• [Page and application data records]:
——

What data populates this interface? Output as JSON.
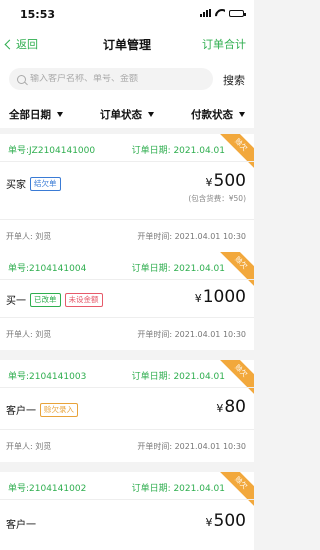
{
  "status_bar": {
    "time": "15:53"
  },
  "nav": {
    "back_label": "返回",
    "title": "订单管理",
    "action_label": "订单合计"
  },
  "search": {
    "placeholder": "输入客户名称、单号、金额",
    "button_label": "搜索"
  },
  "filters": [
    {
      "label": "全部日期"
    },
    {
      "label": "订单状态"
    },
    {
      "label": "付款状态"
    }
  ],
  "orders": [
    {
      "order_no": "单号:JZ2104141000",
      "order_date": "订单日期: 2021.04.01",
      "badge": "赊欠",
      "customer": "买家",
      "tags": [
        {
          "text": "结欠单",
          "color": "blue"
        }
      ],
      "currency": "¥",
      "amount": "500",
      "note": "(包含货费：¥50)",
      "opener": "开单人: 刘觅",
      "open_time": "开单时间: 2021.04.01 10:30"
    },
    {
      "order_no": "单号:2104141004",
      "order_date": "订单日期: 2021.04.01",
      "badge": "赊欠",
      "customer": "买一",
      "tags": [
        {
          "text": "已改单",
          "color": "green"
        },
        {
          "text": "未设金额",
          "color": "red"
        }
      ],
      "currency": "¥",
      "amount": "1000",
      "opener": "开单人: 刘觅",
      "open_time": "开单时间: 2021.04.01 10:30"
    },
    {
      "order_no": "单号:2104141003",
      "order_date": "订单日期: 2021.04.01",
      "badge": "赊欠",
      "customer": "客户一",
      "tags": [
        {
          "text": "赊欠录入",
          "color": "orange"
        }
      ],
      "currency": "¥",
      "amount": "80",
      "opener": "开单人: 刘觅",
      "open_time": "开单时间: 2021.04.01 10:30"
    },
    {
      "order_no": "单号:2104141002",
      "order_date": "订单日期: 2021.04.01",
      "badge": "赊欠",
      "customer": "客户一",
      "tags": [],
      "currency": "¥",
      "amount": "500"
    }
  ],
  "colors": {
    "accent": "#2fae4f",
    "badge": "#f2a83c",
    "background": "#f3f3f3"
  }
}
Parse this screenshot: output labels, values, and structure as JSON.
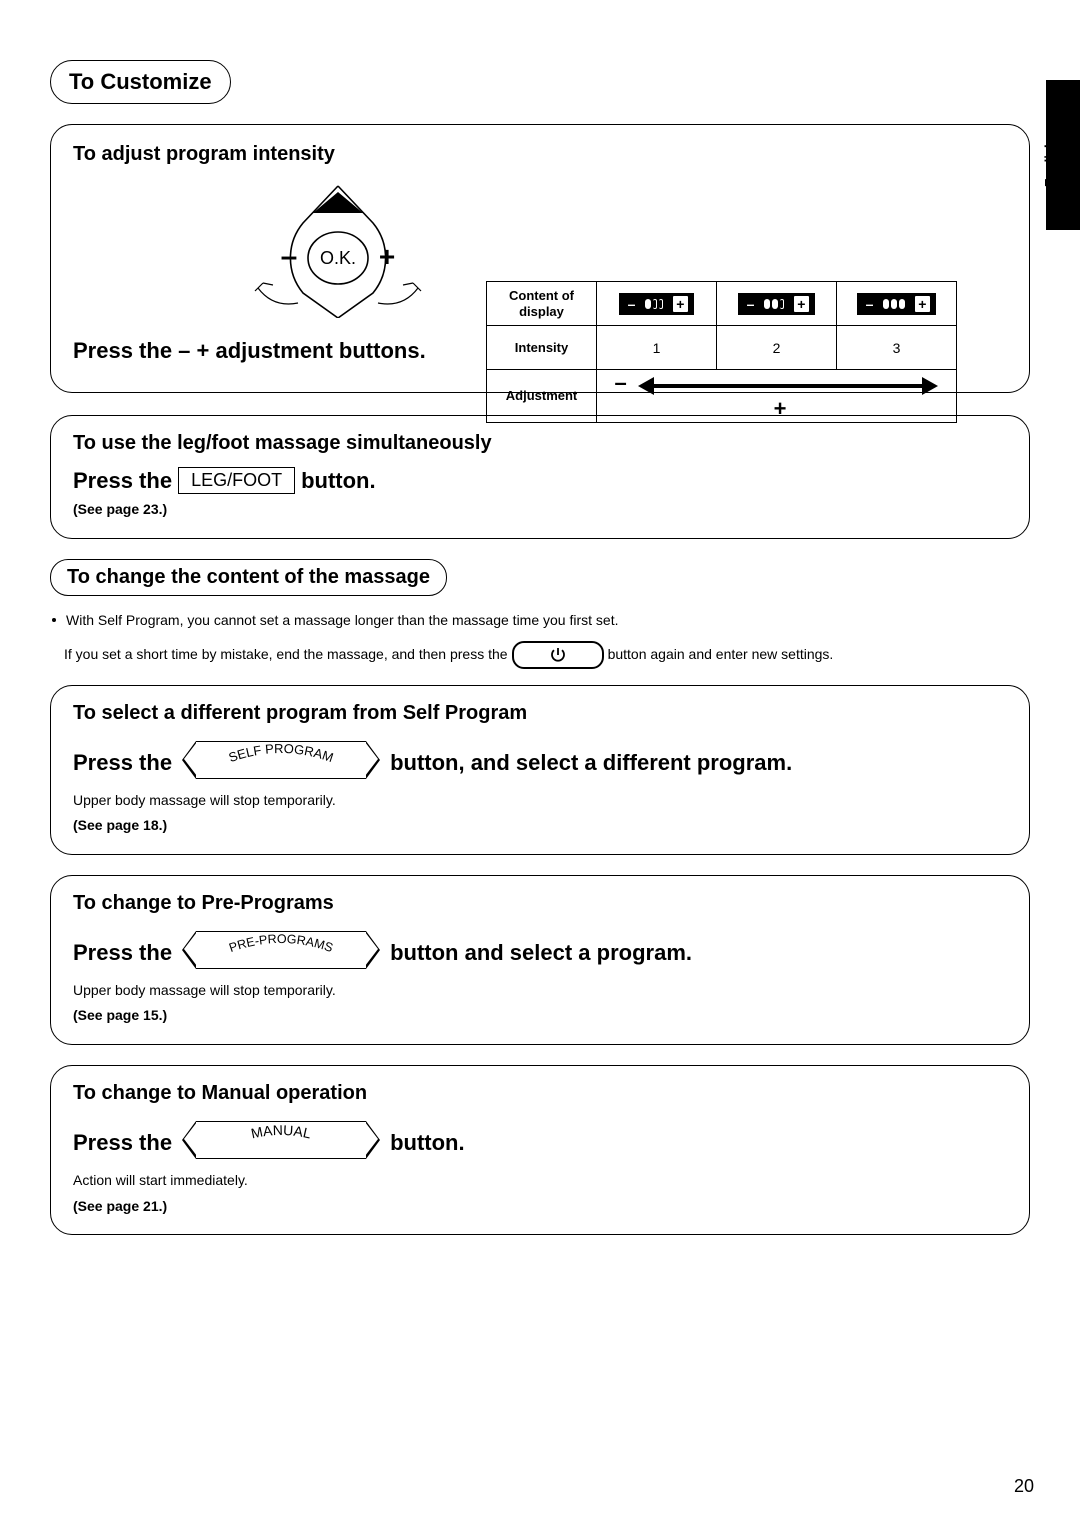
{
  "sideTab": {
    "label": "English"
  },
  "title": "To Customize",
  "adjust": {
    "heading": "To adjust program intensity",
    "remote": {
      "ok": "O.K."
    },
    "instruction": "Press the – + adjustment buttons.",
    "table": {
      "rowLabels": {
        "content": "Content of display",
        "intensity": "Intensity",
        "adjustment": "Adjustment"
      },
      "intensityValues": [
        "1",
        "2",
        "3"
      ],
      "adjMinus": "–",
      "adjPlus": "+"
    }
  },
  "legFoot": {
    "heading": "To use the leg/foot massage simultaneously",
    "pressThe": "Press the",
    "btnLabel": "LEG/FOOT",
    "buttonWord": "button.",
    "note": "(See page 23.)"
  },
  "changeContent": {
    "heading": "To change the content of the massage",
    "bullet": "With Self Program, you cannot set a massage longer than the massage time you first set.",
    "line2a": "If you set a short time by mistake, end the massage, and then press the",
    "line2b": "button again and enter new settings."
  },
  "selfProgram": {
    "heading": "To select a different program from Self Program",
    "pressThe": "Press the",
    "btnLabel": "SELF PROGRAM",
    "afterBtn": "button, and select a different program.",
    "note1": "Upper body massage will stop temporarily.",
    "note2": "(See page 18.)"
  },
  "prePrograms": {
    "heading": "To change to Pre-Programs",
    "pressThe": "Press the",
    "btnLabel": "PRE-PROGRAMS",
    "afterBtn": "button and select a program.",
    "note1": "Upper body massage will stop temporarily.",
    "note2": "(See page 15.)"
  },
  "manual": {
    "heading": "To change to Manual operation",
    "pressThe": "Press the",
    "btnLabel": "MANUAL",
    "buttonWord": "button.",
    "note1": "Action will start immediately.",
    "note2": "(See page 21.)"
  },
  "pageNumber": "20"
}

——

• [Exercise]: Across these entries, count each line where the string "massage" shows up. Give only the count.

• [Worked solution]: 6